Amazon Confirms Layoffs, But The Number Remains A Mystery

Earlier this week, rumors cropped up that Amazon plans to slash its payroll by around 10,000 employees. For two days the news went unconfirmed by Amazon, but SVP Dave Limp confirmed the layoffs in a statement that was first emailed to employees and later made public. The Amazon message stated that the retailer will "consolidate some teams and programs" in the devices and services departments. 

Despite the unnumbered layoffs, Limp continues in his message that the afflicted departments — which cover the Alexa, Echo, Kindle, Ring, Eero, and Fire TV devices — remain "an important area of investment" within the company. Amazon will assist the laid-off employees with internal transfers if possible, Limp said, or give them a separation payment, interim benefits, and job placement support if not.

There is no quantification to the terminated employees as of yet, but Limp said that the affected roles were informed on November 15. If 10,000 was an accurate prediction of the layoffs, it would be less than 1% of the company's payroll impacted, says CNBC. At the same time, the company intends to hire 150,000 temporary employees to support the holiday rush, Amazon said in October.

Layoffs a plague in all of tech

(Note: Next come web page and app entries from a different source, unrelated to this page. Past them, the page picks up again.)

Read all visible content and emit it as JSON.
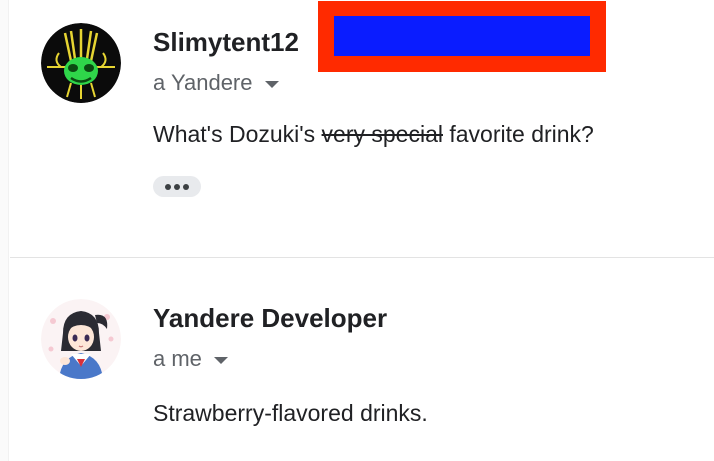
{
  "colors": {
    "redaction_outer": "#ff2a00",
    "redaction_inner": "#0a1cff",
    "text_primary": "#202124",
    "text_secondary": "#5f6368"
  },
  "messages": [
    {
      "sender": "Slimytent12",
      "recipient_label": "a Yandere",
      "body_prefix": "What's Dozuki's ",
      "body_strikethrough": "very special",
      "body_suffix": " favorite drink?",
      "avatar_icon": "green-creature-avatar-icon",
      "has_collapsed_content": true
    },
    {
      "sender": "Yandere Developer",
      "recipient_label": "a me",
      "body": "Strawberry-flavored drinks.",
      "avatar_icon": "anime-schoolgirl-avatar-icon"
    }
  ]
}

Amazon is not an outlier in its downsizing. Yesterday, Asana announced a reduction in its workforce, and activist hedge fund TCI Fund Management also put pressure on Google's parent company Alphabet Inc. to "aggressively" downsize its costs and losses, per The Wall Street Journal. TCI reportedly owns over $6 billion in Alphabet shares. Google itself decimated its hiring plans by half moving into the fourth quarter when the company fell short of its Q3 profit forecast, according to Dice Insights.

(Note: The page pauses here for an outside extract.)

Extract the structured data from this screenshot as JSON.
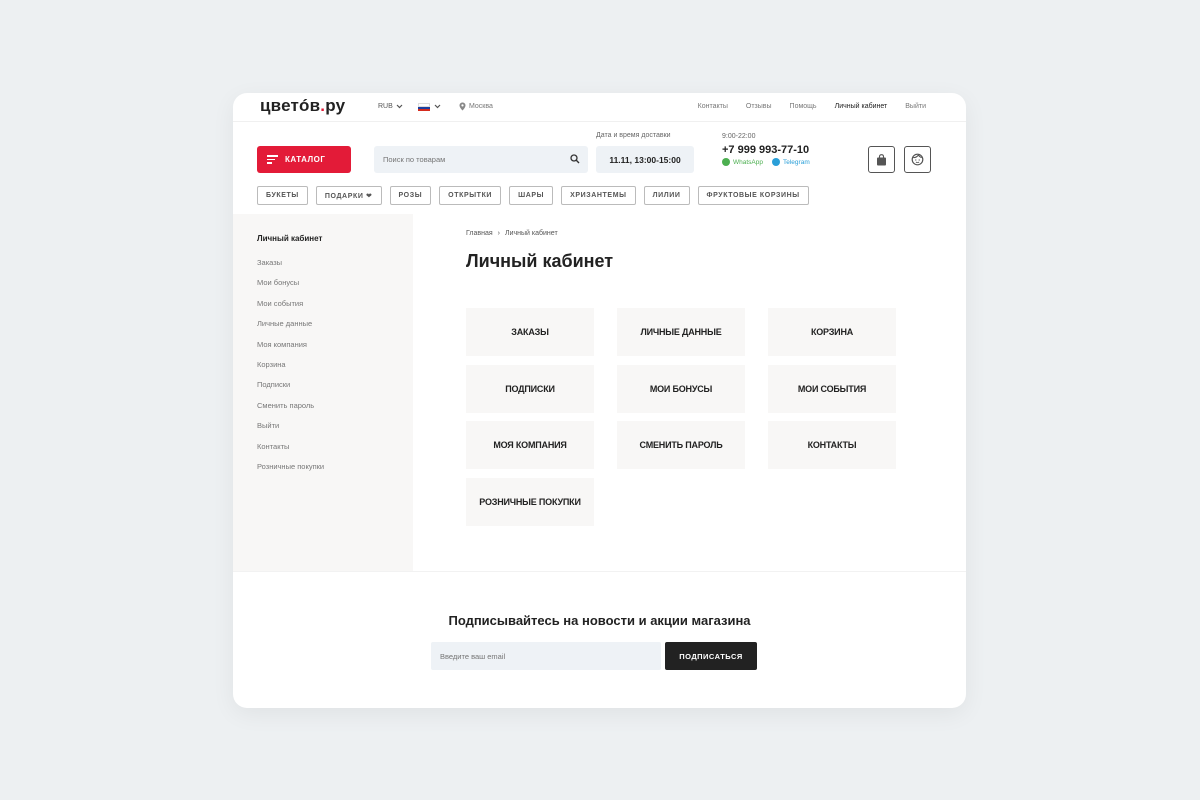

Additionally, Meta slashed its workforce by 11,000 earlier this month, and Twitter remains a lawless land as the social media platform undergoes a painstakingly rocky transition of ownership and operations. According to CNBC, this layoff trend in the tech realm is a reaction to dwindling consumer interest in shopping due to inflation, a reduction in digital advertiser spending, and overall uncertain economic conditions moving into the final months of the year.